_About this exercise_
State how many lines in the records below contain the string "more", and give nothing besides that number.

┄┄┄┄┄┄┄┄┄┄┄┄┄┄┄┄┄┄┄┄

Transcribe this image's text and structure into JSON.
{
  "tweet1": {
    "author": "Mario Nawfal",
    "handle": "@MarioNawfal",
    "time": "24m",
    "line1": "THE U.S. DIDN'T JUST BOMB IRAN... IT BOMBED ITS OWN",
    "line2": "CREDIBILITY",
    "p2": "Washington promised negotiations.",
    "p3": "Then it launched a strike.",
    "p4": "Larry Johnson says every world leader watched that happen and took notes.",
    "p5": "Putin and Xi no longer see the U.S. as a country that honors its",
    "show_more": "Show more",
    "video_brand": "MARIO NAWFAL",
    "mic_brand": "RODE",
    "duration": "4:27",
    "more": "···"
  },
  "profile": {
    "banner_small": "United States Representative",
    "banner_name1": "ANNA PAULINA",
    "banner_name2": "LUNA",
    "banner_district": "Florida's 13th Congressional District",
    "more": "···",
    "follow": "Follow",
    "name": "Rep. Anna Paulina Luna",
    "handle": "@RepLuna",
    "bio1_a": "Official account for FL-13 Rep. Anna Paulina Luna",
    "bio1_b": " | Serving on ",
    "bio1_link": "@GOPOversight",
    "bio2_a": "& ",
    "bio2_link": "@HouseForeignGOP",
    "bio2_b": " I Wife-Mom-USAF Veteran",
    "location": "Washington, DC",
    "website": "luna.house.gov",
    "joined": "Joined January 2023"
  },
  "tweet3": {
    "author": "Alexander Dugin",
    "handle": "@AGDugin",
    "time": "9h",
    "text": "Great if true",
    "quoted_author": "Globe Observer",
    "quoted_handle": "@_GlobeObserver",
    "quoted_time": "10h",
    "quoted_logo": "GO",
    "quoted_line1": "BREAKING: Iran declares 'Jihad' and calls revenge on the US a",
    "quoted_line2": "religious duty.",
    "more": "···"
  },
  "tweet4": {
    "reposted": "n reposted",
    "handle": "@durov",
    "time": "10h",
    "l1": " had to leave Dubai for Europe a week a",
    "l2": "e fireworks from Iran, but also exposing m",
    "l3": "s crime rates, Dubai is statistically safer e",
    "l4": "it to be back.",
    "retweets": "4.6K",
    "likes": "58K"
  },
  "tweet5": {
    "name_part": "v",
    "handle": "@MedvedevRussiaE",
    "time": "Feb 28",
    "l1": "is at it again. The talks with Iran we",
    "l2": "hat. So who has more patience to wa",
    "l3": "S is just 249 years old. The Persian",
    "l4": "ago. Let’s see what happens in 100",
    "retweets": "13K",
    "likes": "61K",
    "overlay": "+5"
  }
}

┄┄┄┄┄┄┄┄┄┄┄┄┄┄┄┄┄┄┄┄

_Response box_
5